An impossible mission. Flying over 2000km under radars over enemy territory, Yoni Netanyahu had strategically planned every scenario of the epic rescue. Sufficient Intel provided decision-makers with the capability of using a model of Idi Amin Dada’s (Ugandan President and collaborator) car to avoid suspicion by the Ugandan guards as IDF forces arrived at the terminal. With the Israeli parliament chained to indecisiveness, it seemed to be that the time had arrived for Israel to negotiate with PLO terrorists. With families torn apart and a nation stuck to their radios, Israel felt alone but not helpless. With the terrorists threatening to start killing hostages, if Palestinian criminals were not released from Israeli jails, the operation was launched without government consent.
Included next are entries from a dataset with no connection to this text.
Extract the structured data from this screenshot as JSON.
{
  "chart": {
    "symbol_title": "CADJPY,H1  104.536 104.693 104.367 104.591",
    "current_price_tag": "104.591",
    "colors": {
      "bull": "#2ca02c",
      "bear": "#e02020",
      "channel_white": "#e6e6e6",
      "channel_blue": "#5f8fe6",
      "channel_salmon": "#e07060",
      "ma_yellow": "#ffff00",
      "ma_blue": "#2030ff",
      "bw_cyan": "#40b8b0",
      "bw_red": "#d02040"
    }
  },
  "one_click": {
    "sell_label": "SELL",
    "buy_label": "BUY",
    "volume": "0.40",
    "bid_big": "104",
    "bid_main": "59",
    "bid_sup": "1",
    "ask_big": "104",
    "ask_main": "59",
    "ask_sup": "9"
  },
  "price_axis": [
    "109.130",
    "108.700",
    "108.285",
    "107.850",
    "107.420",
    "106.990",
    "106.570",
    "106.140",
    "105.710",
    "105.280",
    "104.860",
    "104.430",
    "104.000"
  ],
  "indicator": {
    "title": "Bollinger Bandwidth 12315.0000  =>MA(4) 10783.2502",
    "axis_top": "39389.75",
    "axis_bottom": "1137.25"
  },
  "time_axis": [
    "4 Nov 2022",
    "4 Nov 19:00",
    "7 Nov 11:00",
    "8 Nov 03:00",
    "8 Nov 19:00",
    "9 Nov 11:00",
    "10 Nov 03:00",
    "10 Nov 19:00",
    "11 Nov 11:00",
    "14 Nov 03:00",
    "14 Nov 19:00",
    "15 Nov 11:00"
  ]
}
Only two hours into the flight to Uganda would the pilots be notified of the cabinet’s approval. Political scientists and historians have underestimated the significance of this rescue in the region’s politics. Although incredible military victories had been achieved by the outnumbered Jewish state up until 1976, unilateralism was completely unexpected by the international community. Israel’s enemies watched in suspense as they witnessed the might of the IDF. It was unforeseen, controversial, but it was legendary. PM Rabin sent a message to the world: “we are not victims, and action will always be taken to defend Jews in all corners of the world”. On the 4th of July 1976, Israel affirmed its covenant to the Jewish nation. The question now becomes, where are we 41 years later?
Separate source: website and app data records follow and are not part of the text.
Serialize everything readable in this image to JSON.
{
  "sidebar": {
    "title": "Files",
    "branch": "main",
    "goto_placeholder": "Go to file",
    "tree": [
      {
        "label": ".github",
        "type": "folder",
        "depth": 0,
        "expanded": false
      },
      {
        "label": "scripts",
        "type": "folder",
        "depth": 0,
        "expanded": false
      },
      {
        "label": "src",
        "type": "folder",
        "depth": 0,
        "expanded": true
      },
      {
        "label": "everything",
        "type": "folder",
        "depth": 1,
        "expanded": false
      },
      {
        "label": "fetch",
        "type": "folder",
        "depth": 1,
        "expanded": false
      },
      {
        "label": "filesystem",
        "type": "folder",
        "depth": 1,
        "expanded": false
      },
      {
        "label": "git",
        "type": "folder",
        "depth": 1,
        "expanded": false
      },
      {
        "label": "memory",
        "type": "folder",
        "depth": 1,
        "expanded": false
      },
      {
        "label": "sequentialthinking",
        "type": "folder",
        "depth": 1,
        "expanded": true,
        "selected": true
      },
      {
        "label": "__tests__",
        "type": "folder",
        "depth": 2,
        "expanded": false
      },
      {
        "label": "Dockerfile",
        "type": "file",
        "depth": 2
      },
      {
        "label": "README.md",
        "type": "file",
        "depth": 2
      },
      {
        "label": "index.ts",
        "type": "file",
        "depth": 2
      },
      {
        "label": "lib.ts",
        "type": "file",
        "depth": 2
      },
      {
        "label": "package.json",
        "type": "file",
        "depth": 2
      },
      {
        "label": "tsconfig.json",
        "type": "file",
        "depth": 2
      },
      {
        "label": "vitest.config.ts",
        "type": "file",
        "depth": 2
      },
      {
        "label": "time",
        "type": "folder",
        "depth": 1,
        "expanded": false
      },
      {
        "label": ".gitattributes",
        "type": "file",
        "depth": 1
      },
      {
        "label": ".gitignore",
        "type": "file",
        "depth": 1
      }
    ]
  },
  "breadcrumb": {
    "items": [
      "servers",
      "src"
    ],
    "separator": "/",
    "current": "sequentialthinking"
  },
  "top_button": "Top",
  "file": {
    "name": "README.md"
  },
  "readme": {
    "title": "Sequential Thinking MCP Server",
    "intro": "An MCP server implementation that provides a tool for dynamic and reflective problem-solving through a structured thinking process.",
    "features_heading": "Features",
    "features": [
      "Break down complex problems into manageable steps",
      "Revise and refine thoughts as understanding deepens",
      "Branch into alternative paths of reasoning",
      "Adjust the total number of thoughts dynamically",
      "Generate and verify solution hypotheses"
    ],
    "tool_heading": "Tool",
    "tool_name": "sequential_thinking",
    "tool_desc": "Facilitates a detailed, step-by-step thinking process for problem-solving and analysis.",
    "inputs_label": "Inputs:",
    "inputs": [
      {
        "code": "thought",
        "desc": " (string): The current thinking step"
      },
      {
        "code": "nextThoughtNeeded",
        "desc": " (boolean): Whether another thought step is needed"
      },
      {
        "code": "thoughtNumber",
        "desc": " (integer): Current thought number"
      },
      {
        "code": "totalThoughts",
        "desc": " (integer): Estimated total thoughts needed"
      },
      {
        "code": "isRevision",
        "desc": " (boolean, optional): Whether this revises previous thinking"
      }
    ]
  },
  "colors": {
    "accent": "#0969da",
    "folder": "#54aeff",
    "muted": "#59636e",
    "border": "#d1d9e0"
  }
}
With delegitimization thriving not only in college campuses but also in international institutions, Operation Entebbe seems more critical than ever to those who have Israel’s best interest at heart. Significant efforts in Israel to contribute to activists in American campuses are dynamically increasing. Having participated in a delegation of former IDF lone soldiers to the US, I experienced first-hand the strength felt by pro-Israel students who felt threatened or afraid to stand up for the truth behind the lies. Israel continues to remember that Jewish identity in the Diaspora needs to be strengthened, and its commitment is unwavering. Although there are small obstacles in the way, such as the decision concerning conversion (made last week by the government’s cabinet), Israel understands that defeating narratives based on hatred and bias is critical for the comfortability of all Jews in the diaspora.
As an Israeli-American, I automatically express joy on America’s 4th of July. However, with the fireworks exploding in the sky, I cannot help but remember one of Israel’s most historical figures. A man who single-handedly showed the world that there is no distance big enough and no challenge tough enough to allow the Jewish people to ever feel defenseless again. As some of the hostages in Entebbe recalled their experiences in the Holocaust, they stated that Israel had lived up to the quote